*Stay with this post a minute for clarity, its worth it.

Superconductivity is a fascinating state of matter in which an electrical current can flow without any resistance. Usually, it can exist in two forms. One is destroyed easily with a magnetic field and has ‘even parity’, i.e. it has a point symmetric wave function with respect to an inversion point, and one which is stable in magnetic fields applied in certain directions and has ‘odd parity’, i.e. it has an antisymmetric wave function.

*The “destroyed easily” point helps understanding part of the problem in finding the superconductor that changes history.
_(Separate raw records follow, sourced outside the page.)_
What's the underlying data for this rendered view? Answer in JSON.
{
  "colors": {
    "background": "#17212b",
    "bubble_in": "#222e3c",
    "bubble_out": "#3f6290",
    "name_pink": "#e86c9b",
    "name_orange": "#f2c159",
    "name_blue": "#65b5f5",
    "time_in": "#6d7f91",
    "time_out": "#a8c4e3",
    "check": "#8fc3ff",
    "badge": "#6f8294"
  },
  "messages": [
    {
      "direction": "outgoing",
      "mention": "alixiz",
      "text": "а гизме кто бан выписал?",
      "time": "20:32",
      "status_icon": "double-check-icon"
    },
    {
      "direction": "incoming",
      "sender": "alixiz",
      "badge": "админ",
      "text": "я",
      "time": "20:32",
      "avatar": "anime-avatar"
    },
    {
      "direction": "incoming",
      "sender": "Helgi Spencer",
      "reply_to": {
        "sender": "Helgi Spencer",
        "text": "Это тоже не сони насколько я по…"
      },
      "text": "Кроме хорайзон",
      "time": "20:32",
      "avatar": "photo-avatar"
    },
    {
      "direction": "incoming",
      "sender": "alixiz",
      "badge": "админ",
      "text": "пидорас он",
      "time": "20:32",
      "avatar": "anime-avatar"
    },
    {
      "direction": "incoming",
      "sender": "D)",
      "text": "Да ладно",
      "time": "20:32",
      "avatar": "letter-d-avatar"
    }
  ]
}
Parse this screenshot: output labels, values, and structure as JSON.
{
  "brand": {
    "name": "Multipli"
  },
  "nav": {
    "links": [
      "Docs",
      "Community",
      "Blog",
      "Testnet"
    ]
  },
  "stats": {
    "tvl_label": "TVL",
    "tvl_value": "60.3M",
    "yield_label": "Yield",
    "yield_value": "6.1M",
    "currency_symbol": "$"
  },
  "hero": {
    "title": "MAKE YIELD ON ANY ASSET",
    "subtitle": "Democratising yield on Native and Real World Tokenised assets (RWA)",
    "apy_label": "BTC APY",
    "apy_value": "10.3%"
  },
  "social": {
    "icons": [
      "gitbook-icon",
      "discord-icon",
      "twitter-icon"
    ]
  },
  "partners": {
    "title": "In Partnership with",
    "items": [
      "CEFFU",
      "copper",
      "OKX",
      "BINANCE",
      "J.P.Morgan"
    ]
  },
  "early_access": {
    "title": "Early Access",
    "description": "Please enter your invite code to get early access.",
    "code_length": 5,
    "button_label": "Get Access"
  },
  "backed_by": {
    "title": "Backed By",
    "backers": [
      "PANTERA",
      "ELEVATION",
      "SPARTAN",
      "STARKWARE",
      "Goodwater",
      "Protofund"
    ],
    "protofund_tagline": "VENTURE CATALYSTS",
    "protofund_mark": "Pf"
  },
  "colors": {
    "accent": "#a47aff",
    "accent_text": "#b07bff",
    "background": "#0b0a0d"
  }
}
Consequently, the latter should present a characteristic angle dependence of the critical field where superconductivity disappears. But odd-parity superconductivity is rare in nature; only a few materials support this state, and in none of them has the expected angle dependence been observed. In a new publication in Physical Review X, the group by Elena Hassinger and collaborators show that the angle dependence in the superconductor CeRh2As2 is exactly that expected of an odd-parity state.

Angle dependence of the superconducting critical fields in CeRh2As2 determined by ac-susceptibility, magnetic torque and specific heat. The observed behavior is in excellent agreement with the expected one of even and odd-parity superconductivity. Image Credit: Max Planck Institute for Chemical Physics of Solids. Click this link to go to the Physical Review X page for this, other images and the study paper.

CeRh2As2 was recently found to exhibit two superconducting states: A low-field state changes into a high-field state at 4 T when a magnetic field is applied along one axis. For varying field directions, the team measured the specific heat, magnetic susceptibility, and magnetic torque of this material to obtain the angle dependence of the critical fields. They found that the high-field state quickly disappears when the magnetic field is turned away from the initial axis. These results are in excellent agreement with the team’s model identifying the two states with even- and odd-parity states.

CeRh2As2 presents an extraordinary opportunity to investigate odd-parity superconductivity further. It also allows for testing mechanisms for a transition between two superconducting states, and especially their relation to spin-orbit coupling, multiband physics, and additional ordered states occurring in this material.


For general science observers of the superconductor field the progress has been slow and lets say, exasperating. Most folks have been led to think through reports that there will be a material discovered to provide a history making solution.

However the fact is the field is still very much in the zone of “what is going on” when the superconduction effect appears and why does it, i.e. need cold conditions, some materials and alloys work and others don’t and other questions that make up quite a list.

That said, the field is in the basic discovery mode. Trial and error progress has been quite a bit of help, but this news gets to the fundamentals, asking questions and getting deep information revealing “what is going on”. If the field stays in the guessing game mode this kind of research is going to improve the odds. If the basics are researched even further the field may well get to the point where the depth of understanding allows designing and engineering materials. One day we may read about AI and programs that predict materials.

This team’s work is important and its progress indeed. Its because the next question, “Why does this happen?” may soon have an answer within reach. That’s the question and others like it whose answers start real progress.


Name (required)

Email (required)


Speak your mind